It was natural for me to call Travel Guard and ask that a medical file be created for her. The agent did this and gave me a medical file number, also providing the phone number for Travel Guard’s Medical Department and suggesting that the patient call when she could.

My friend was released from the hospital late that night. The next morning, we were having breakfast when Travel Guard’s Medical Department called to see how she was doing. They requested medical information to determine how they could help. 

As that was the departure morning for my visit, I left for the 2-day drive to my Casper, Wyoming, home without knowing how the situation would be resolved. When I arrived, I called our hostess to ask how our injured friend was doing.

Well, Travel Guard had definitely come through. As it was Labor Day weekend, they couldn’t find a nurse in Seattle, so they flew one down from Vancouver, BC, Canada, to the Seattle airport. He then rented a Lincoln Town Car so the patient could sit in back with her leg up. 

He drove to Whidbey Island to get her, then back to SeaTac. Travel Guard had rebooked her ticket home and reserved three seats across so that she could sit with her leg up. 

The nurse accompanied her to Washington Dulles Airport, rented an appropriate vehicle and drove her home to be in the care of waiting friends. Travel Guard did this so that she could have the needed surgery near her home and friends… all for the initial insurance cost of $267. 

(The Travel Rite Annual is the same price for all, regardless of age, so it is of especial interest to travelers over age 70. Note: it does not cover preexisting medical conditions that have not been stabilized for more than six months.)

Dave Bentzin
Casper, WY

*Travel Guard’s Travel Rite Annual Plan covers emergency medical care and evacuation internationally as well as domestically at no extra cost.


As a travel consultant/agency owner who escorts tour groups, I cannot tell you how important travel insurance is and how many times my clients have had to use it. There have been a few times that they have had to cancel before a trip, but most of the claims have been for incidents while on a trip. 
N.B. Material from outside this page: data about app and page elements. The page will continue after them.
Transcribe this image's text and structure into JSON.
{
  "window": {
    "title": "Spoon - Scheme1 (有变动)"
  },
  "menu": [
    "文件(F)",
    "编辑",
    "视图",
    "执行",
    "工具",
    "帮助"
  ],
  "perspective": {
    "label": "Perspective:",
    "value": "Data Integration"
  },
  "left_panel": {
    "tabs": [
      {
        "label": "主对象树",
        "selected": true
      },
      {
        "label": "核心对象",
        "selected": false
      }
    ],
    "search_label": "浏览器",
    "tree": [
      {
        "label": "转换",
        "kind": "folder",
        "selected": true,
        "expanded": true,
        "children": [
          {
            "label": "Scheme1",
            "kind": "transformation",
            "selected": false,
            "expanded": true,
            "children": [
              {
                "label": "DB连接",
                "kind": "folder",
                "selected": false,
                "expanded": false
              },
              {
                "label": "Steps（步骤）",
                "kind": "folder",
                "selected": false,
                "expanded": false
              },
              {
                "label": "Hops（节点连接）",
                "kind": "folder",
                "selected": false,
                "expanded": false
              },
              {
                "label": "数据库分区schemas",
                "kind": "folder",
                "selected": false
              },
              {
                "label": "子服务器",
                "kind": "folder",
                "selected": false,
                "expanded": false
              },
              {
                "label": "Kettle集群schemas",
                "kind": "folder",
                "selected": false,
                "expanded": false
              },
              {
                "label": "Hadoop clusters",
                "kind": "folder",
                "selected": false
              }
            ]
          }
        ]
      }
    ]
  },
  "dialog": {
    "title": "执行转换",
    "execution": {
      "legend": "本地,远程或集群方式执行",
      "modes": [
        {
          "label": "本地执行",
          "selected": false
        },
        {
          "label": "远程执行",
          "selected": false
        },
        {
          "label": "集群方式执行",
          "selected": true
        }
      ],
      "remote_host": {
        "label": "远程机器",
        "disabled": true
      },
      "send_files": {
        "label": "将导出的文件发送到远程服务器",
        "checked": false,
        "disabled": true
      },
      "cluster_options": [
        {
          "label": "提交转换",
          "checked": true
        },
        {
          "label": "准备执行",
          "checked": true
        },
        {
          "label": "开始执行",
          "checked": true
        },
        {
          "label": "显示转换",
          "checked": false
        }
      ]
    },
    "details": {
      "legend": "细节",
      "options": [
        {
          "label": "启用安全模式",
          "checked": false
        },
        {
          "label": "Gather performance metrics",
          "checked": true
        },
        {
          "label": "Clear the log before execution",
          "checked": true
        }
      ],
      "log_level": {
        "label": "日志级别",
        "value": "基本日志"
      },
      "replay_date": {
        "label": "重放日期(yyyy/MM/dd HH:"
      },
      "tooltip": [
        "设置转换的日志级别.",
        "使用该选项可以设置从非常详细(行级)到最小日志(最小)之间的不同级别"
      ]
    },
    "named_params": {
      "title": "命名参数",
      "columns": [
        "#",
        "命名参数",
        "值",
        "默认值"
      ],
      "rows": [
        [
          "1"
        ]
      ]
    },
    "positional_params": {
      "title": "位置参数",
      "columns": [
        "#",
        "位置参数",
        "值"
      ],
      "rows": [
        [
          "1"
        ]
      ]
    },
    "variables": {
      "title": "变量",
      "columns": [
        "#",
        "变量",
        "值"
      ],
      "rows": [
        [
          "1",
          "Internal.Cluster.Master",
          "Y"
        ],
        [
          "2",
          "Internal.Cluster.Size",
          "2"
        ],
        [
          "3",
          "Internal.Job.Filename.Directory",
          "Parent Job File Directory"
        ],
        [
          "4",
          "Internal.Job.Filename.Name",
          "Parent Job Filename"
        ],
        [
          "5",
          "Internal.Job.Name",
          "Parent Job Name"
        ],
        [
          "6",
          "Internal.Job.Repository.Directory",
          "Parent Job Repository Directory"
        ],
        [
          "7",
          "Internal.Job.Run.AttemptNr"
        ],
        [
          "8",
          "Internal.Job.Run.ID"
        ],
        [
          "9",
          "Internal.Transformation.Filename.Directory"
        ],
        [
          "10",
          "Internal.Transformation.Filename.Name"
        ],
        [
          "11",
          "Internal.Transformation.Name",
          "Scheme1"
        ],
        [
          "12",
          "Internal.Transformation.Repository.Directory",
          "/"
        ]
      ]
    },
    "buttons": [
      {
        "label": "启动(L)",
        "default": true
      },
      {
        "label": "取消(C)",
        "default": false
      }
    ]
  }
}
A few examples are a death in the family, falling and breaking a hip and having to stay in a foreign country for surgery, contracting norovirus on a cruise ship and, a great example, having the adoption of a baby go through while on a cruise. 

In all cases, the travel insurer Travel Guard came though with assistance in getting everyone home for whatever their reason. I have nothing but praise for them. All I had to do was give them a call on behalf of the traveler, and they took it from there. 

Also, the cruise ships and tour companies were a great help with the situations. 

I highly recommend that you keep good records of payments and itineraries. You will be glad you did if you do have to file a claim.

Nancy Hall
McDonough, GA